This study evaluated the actual barriers (hereafter called “discouragements,” or “D’s” for short) and enhancements (hereafter called “inducements,” or “I’s” for short) for students nationwide who are in academic transition from associate-degree to baccalaureate-degree status in nursing.
Karen Gorton and Kathleen LaSala are recipients of a STTI/Chamberlain College of Nursing Education Research Grant.
The Sigma Theta Tau International grant application that funded this research, in whole or in part, was completed by the applicant and peer-reviewed prior to the award of the STTI grant. No further peer-review has taken place upon the completion of the STTI grant final report and its appearance in this repository.

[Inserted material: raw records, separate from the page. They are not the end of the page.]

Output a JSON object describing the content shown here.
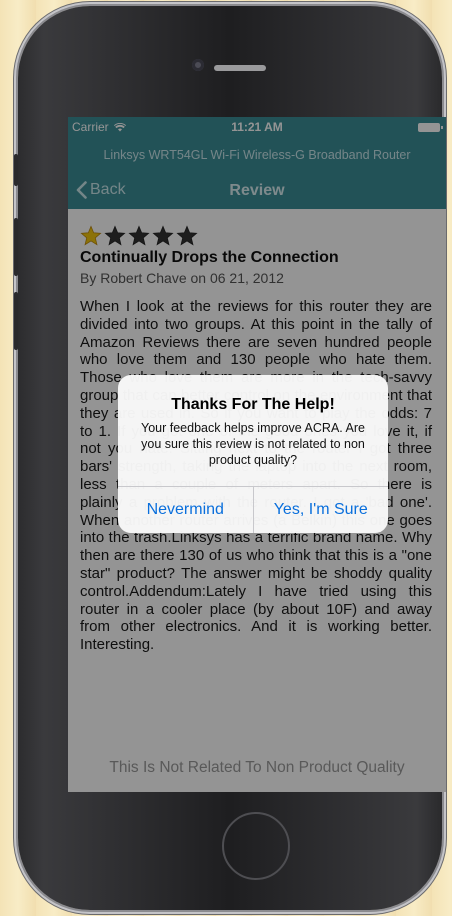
{
  "status_bar": {
    "carrier": "Carrier",
    "time": "11:21 AM"
  },
  "product_title": "Linksys WRT54GL Wi-Fi Wireless-G Broadband Router",
  "nav": {
    "back_label": "Back",
    "title": "Review"
  },
  "review": {
    "rating": 1,
    "max_rating": 5,
    "title": "Continually Drops the Connection",
    "byline": "By Robert Chave on 06 21, 2012",
    "body": "When I look at the reviews for this router they are divided into two groups.  At this point in the tally of Amazon Reviews there are seven hundred people who love them and 130 people who hate them. Those who love them are more in the tech-savvy group that can better control on the environment that they are used in. So if you want to play the odds: 7 to 1. If you got one of the good ones you love it, if not you hate. Sitting next to the router I got three bars' strength, taking the laptop into the next room, less than a couple of meters apart. So there is plainly a problem with the router.  I got a 'bad one'.  When another router arrives (a Belkin) this one goes into the trash.Linksys has a terrific brand name.  Why then are there 130 of us who think that this is a \"one star\" product?  The answer might be shoddy quality control.Addendum:Lately I have tried using this router in a cooler place (by about 10F) and away from other electronics. And it is working better.  Interesting."
  },
  "footer_link": "This Is Not Related To Non Product Quality",
  "alert": {
    "title": "Thanks For The Help!",
    "message": "Your feedback helps improve ACRA. Are you sure this review is not related to non product quality?",
    "cancel_label": "Nevermind",
    "confirm_label": "Yes, I'm Sure"
  },
  "colors": {
    "nav_background": "#3c8d97",
    "star_filled": "#f1c40f",
    "star_empty": "#333333",
    "alert_action": "#0a6fdc"
  }
}
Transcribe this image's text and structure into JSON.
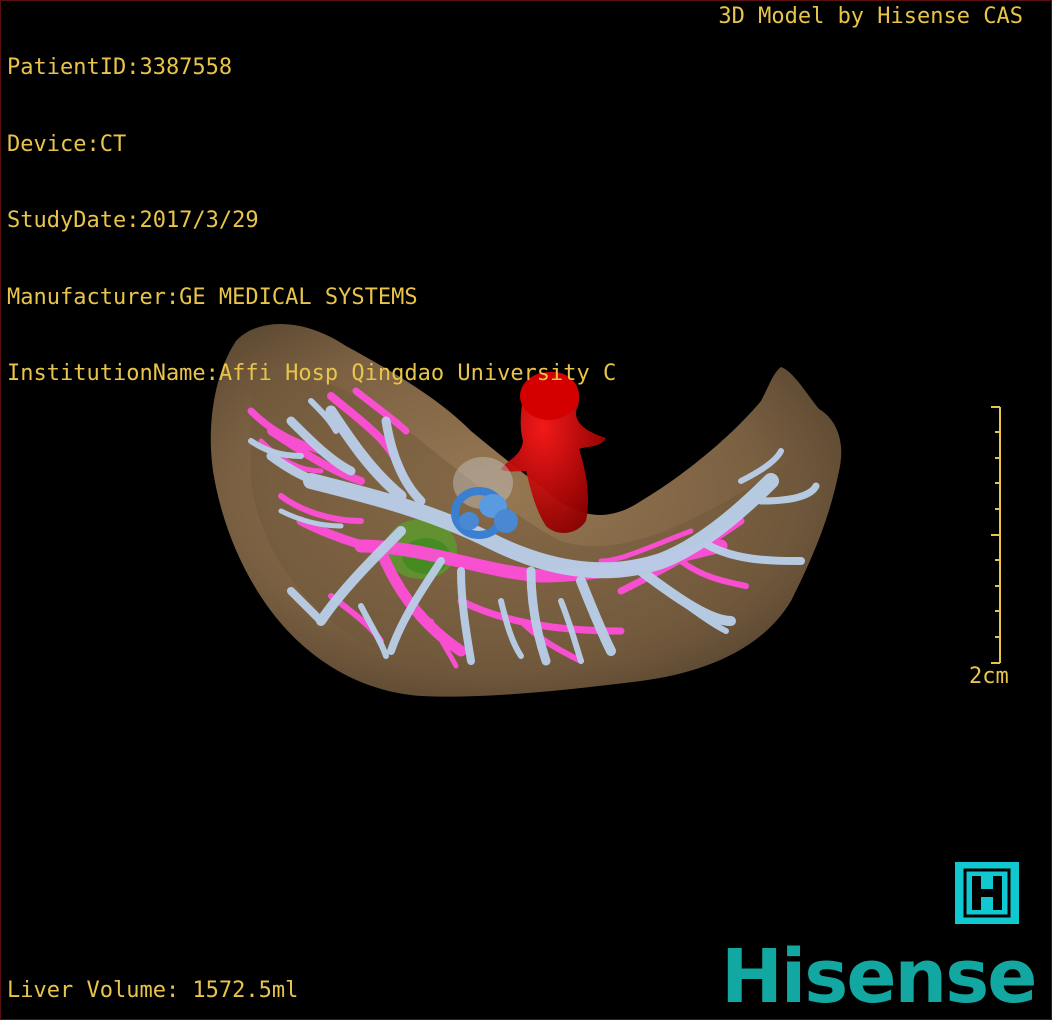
{
  "overlay": {
    "patient_id": "PatientID:3387558",
    "device": "Device:CT",
    "study_date": "StudyDate:2017/3/29",
    "manufacturer": "Manufacturer:GE MEDICAL SYSTEMS",
    "institution": "InstitutionName:Affi Hosp Qingdao University C",
    "model_credit": "3D Model by Hisense CAS",
    "liver_volume": "Liver Volume: 1572.5ml"
  },
  "scale_bar": {
    "label": "2cm",
    "color": "#e8c54a"
  },
  "branding": {
    "badge_icon": "h-logo-icon",
    "badge_color": "#10c8d0",
    "logo_text": "Hisense",
    "logo_color": "#13a7a1"
  },
  "model": {
    "liver_color": "#8a6e4b",
    "portal_vein_color": "#b8cde6",
    "hepatic_artery_color": "#ff4fd8",
    "vena_cava_color": "#c00000",
    "lesion_color": "#5aa02c",
    "marker_color": "#3a7fd0"
  }
}
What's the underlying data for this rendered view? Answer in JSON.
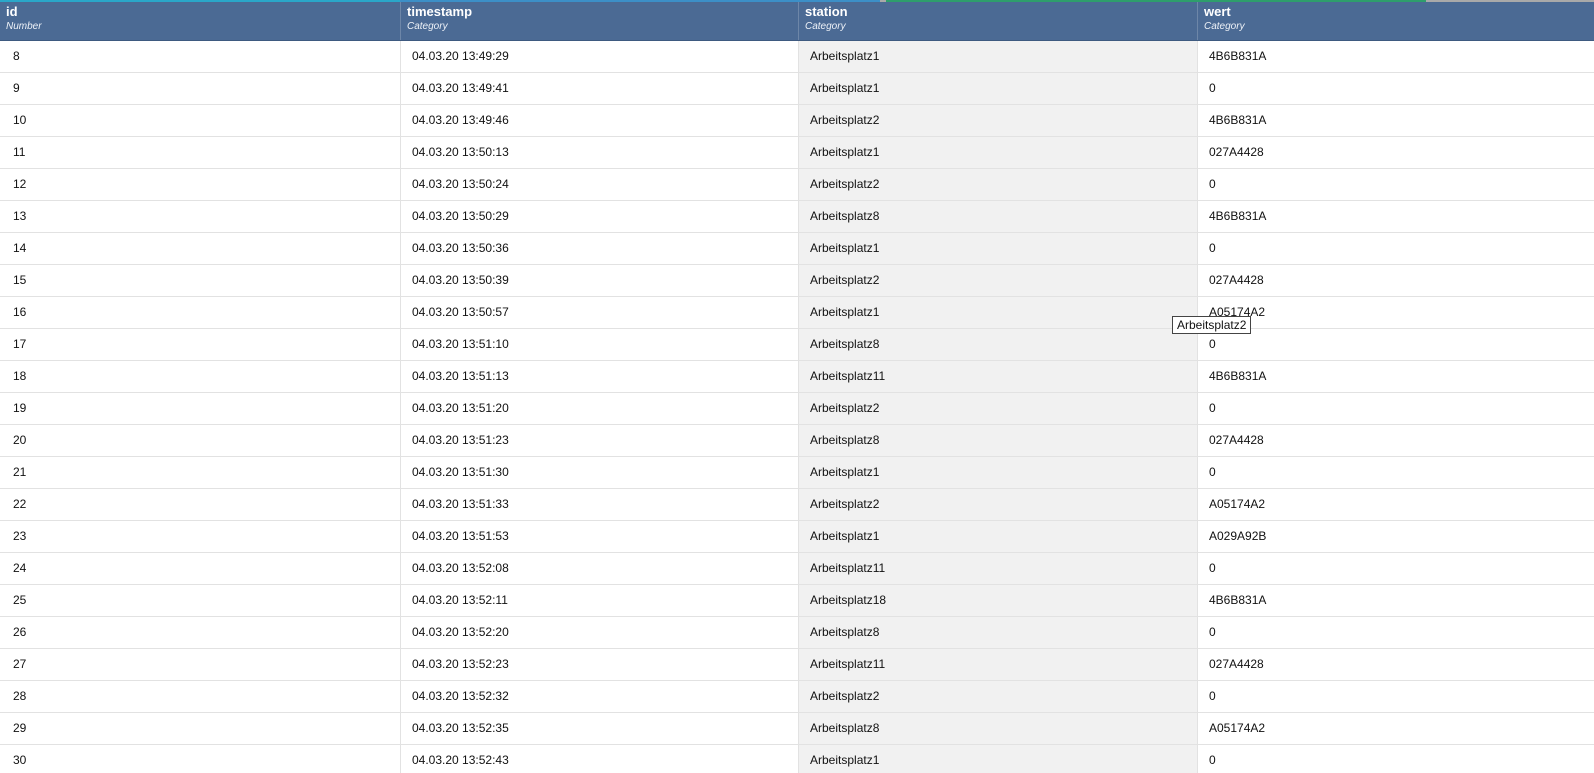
{
  "colors": {
    "header_bg": "#4b6a94",
    "header_text": "#ffffff",
    "station_column_bg": "#f1f1f1",
    "accent_segments": [
      "#2aa7c9",
      "#3c8fc7",
      "#a9a9a9",
      "#2e9e6c",
      "#a9a9a9"
    ]
  },
  "table": {
    "columns": [
      {
        "name": "id",
        "type": "Number"
      },
      {
        "name": "timestamp",
        "type": "Category"
      },
      {
        "name": "station",
        "type": "Category"
      },
      {
        "name": "wert",
        "type": "Category"
      }
    ],
    "rows": [
      [
        "8",
        "04.03.20 13:49:29",
        "Arbeitsplatz1",
        "4B6B831A"
      ],
      [
        "9",
        "04.03.20 13:49:41",
        "Arbeitsplatz1",
        "0"
      ],
      [
        "10",
        "04.03.20 13:49:46",
        "Arbeitsplatz2",
        "4B6B831A"
      ],
      [
        "11",
        "04.03.20 13:50:13",
        "Arbeitsplatz1",
        "027A4428"
      ],
      [
        "12",
        "04.03.20 13:50:24",
        "Arbeitsplatz2",
        "0"
      ],
      [
        "13",
        "04.03.20 13:50:29",
        "Arbeitsplatz8",
        "4B6B831A"
      ],
      [
        "14",
        "04.03.20 13:50:36",
        "Arbeitsplatz1",
        "0"
      ],
      [
        "15",
        "04.03.20 13:50:39",
        "Arbeitsplatz2",
        "027A4428"
      ],
      [
        "16",
        "04.03.20 13:50:57",
        "Arbeitsplatz1",
        "A05174A2"
      ],
      [
        "17",
        "04.03.20 13:51:10",
        "Arbeitsplatz8",
        "0"
      ],
      [
        "18",
        "04.03.20 13:51:13",
        "Arbeitsplatz11",
        "4B6B831A"
      ],
      [
        "19",
        "04.03.20 13:51:20",
        "Arbeitsplatz2",
        "0"
      ],
      [
        "20",
        "04.03.20 13:51:23",
        "Arbeitsplatz8",
        "027A4428"
      ],
      [
        "21",
        "04.03.20 13:51:30",
        "Arbeitsplatz1",
        "0"
      ],
      [
        "22",
        "04.03.20 13:51:33",
        "Arbeitsplatz2",
        "A05174A2"
      ],
      [
        "23",
        "04.03.20 13:51:53",
        "Arbeitsplatz1",
        "A029A92B"
      ],
      [
        "24",
        "04.03.20 13:52:08",
        "Arbeitsplatz11",
        "0"
      ],
      [
        "25",
        "04.03.20 13:52:11",
        "Arbeitsplatz18",
        "4B6B831A"
      ],
      [
        "26",
        "04.03.20 13:52:20",
        "Arbeitsplatz8",
        "0"
      ],
      [
        "27",
        "04.03.20 13:52:23",
        "Arbeitsplatz11",
        "027A4428"
      ],
      [
        "28",
        "04.03.20 13:52:32",
        "Arbeitsplatz2",
        "0"
      ],
      [
        "29",
        "04.03.20 13:52:35",
        "Arbeitsplatz8",
        "A05174A2"
      ],
      [
        "30",
        "04.03.20 13:52:43",
        "Arbeitsplatz1",
        "0"
      ]
    ]
  },
  "tooltip": {
    "text": "Arbeitsplatz2"
  }
}
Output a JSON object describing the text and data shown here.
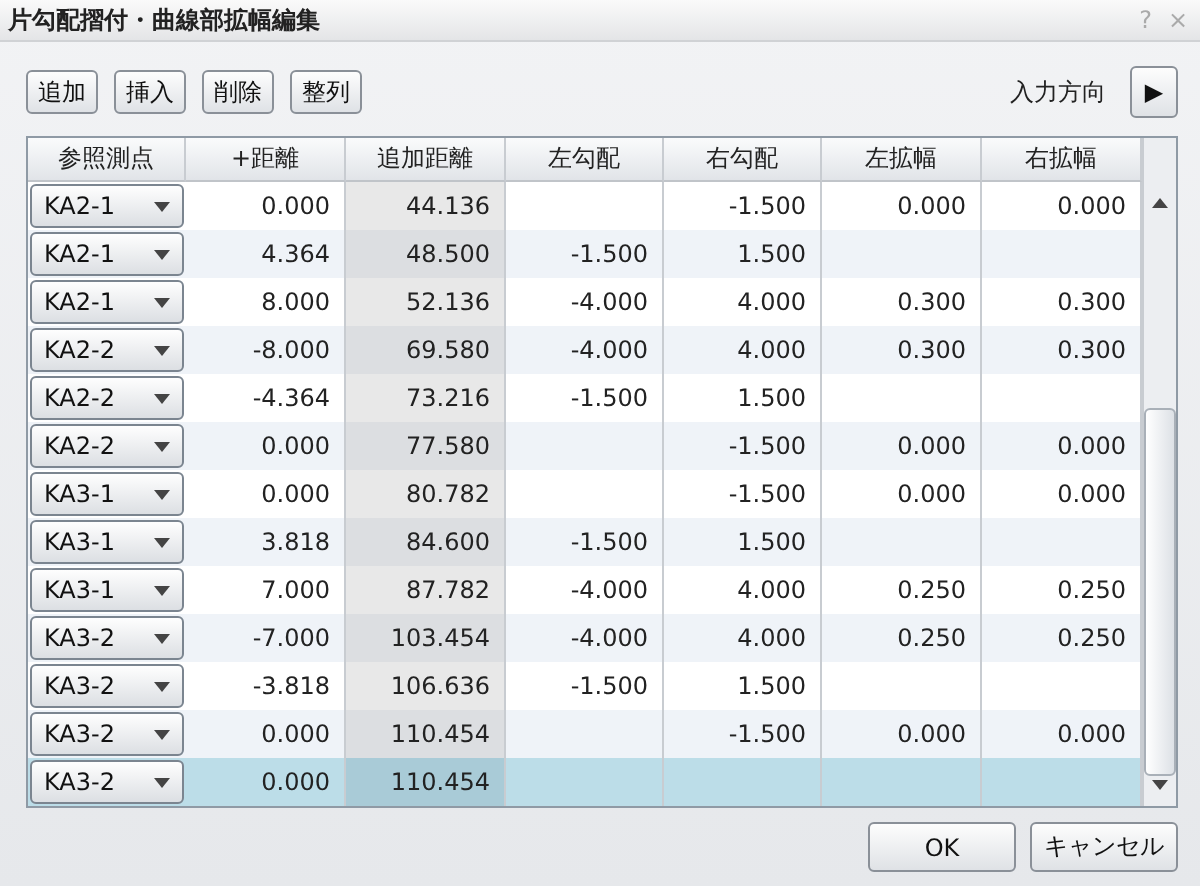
{
  "window": {
    "title": "片勾配摺付・曲線部拡幅編集",
    "help": "?",
    "close": "×"
  },
  "toolbar": {
    "buttons": [
      "追加",
      "挿入",
      "削除",
      "整列"
    ],
    "direction_label": "入力方向",
    "direction_button": "▶"
  },
  "table": {
    "columns": [
      "参照測点",
      "+距離",
      "追加距離",
      "左勾配",
      "右勾配",
      "左拡幅",
      "右拡幅"
    ],
    "rows": [
      {
        "selected": false,
        "ref": "KA2-1",
        "plus_distance": "0.000",
        "added_distance": "44.136",
        "right_slope": "-1.500",
        "left_widening": "0.000",
        "right_widening": "0.000"
      },
      {
        "selected": false,
        "ref": "KA2-1",
        "plus_distance": "4.364",
        "added_distance": "48.500",
        "left_slope": "-1.500",
        "right_slope": "1.500"
      },
      {
        "selected": false,
        "ref": "KA2-1",
        "plus_distance": "8.000",
        "added_distance": "52.136",
        "left_slope": "-4.000",
        "right_slope": "4.000",
        "left_widening": "0.300",
        "right_widening": "0.300"
      },
      {
        "selected": false,
        "ref": "KA2-2",
        "plus_distance": "-8.000",
        "added_distance": "69.580",
        "left_slope": "-4.000",
        "right_slope": "4.000",
        "left_widening": "0.300",
        "right_widening": "0.300"
      },
      {
        "selected": false,
        "ref": "KA2-2",
        "plus_distance": "-4.364",
        "added_distance": "73.216",
        "left_slope": "-1.500",
        "right_slope": "1.500"
      },
      {
        "selected": false,
        "ref": "KA2-2",
        "plus_distance": "0.000",
        "added_distance": "77.580",
        "right_slope": "-1.500",
        "left_widening": "0.000",
        "right_widening": "0.000"
      },
      {
        "selected": false,
        "ref": "KA3-1",
        "plus_distance": "0.000",
        "added_distance": "80.782",
        "right_slope": "-1.500",
        "left_widening": "0.000",
        "right_widening": "0.000"
      },
      {
        "selected": false,
        "ref": "KA3-1",
        "plus_distance": "3.818",
        "added_distance": "84.600",
        "left_slope": "-1.500",
        "right_slope": "1.500"
      },
      {
        "selected": false,
        "ref": "KA3-1",
        "plus_distance": "7.000",
        "added_distance": "87.782",
        "left_slope": "-4.000",
        "right_slope": "4.000",
        "left_widening": "0.250",
        "right_widening": "0.250"
      },
      {
        "selected": false,
        "ref": "KA3-2",
        "plus_distance": "-7.000",
        "added_distance": "103.454",
        "left_slope": "-4.000",
        "right_slope": "4.000",
        "left_widening": "0.250",
        "right_widening": "0.250"
      },
      {
        "selected": false,
        "ref": "KA3-2",
        "plus_distance": "-3.818",
        "added_distance": "106.636",
        "left_slope": "-1.500",
        "right_slope": "1.500"
      },
      {
        "selected": false,
        "ref": "KA3-2",
        "plus_distance": "0.000",
        "added_distance": "110.454",
        "right_slope": "-1.500",
        "left_widening": "0.000",
        "right_widening": "0.000"
      },
      {
        "selected": true,
        "ref": "KA3-2",
        "plus_distance": "0.000",
        "added_distance": "110.454"
      }
    ]
  },
  "footer": {
    "buttons": [
      "OK",
      "キャンセル"
    ]
  }
}
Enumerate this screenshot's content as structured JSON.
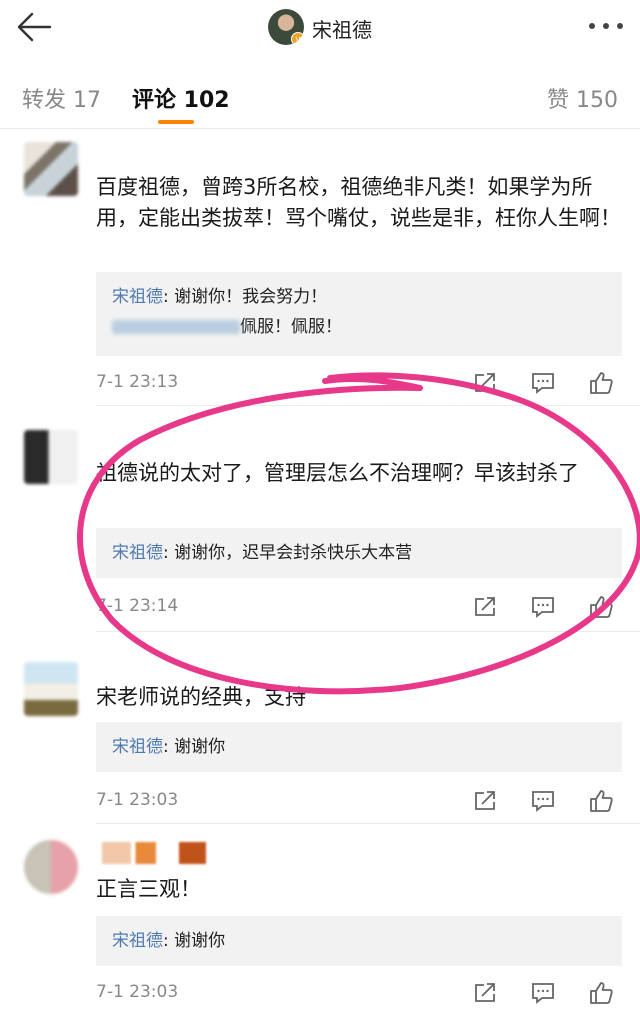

|Review Type||None: Sigma Grant Recipient Report|
|Research Approach||Pilot/Exploratory Study|
|Keywords||RN to BS/BSN;
|CINAHL Subject(s)||Education, Post-RN;
|MESH Subject(s)||Education, Nursing, Baccalaureate|
|MESH Subject(s)||Education, Nursing, Baccalaureate|
All rights reserved by the author(s) and/or publisher(s) listed in this item record unless relinquished in whole or part by a rights notation or a Creative Commons License present in this item record.
All permission requests should be directed accordingly and not to the Sigma Repository.
All submitting authors or publishers have affirmed that when using material in their work where they do not own copyright, they have obtained permission of the copyright holder prior to submission and the rights holder has been acknowledged as necessary.
The following license files are associated with this item:
Showing items related by title, author, creator and subjects.
Inducements and discouragements for students transitioning from associate degree to baccalaureate degree in nursing: A national study Gorton, Karen L.; LaSala, Kathleen B. (2016-03-21)Session presented on Monday, November 9, 2015 and Tuesday, November 10, 2015: The call to educate more nurses at the baccalaureate level of education has been made (IOM, 2011). Accomplishing this requires innovative access ...
The relationship between selected variables and the National Council Licensure Examination for Registered Nurses: A comparative analysis of pass/fail performance for traditional and second-degree baccalaureate students Englert, Nadine CozzoThis retrospective study was conducted to examine the relationship between selected variables and performance on the National Council Licensure Examination for Registered Nurses (NCLEX-RN). Data were collected from one ...
National Council Licensure Examination for Registered Nurses (NCLEX-RN®) success: Perceptions of accelerated second-degree Bachelor of Science in nursing students Brzoza, Vicki L.Most of the 50 states in the United States (U.S.) will experience a significant nursing shortage by the year 2030. Research finds that a bachelor of science in nursing (BSN) workforce is associated with better outcomes, ...
A comparative analysis of demographic and academic characteristics and NCLEX-RN passing among urban and rural campus students in a Midwest associate degree nursing program Nacos-Burds, Kathleen J.A retrospective study was initiated to determine: (1) the predictive relationship between demographic and academic variables and NCLEX-RN success; and (2) if there were significant differences between urban and rural nursing ...
Predicting success for nontraditional students in an evening/weekend associate degree in nursing program Canillas-Dufau, Tori L.The purpose of this research was to, (a) identify and describe the nontraditional population of adult learners served in the Evening/Weekend Associate Degree in Nursing (ADN) Program at Mount St. Mary's College, and, ...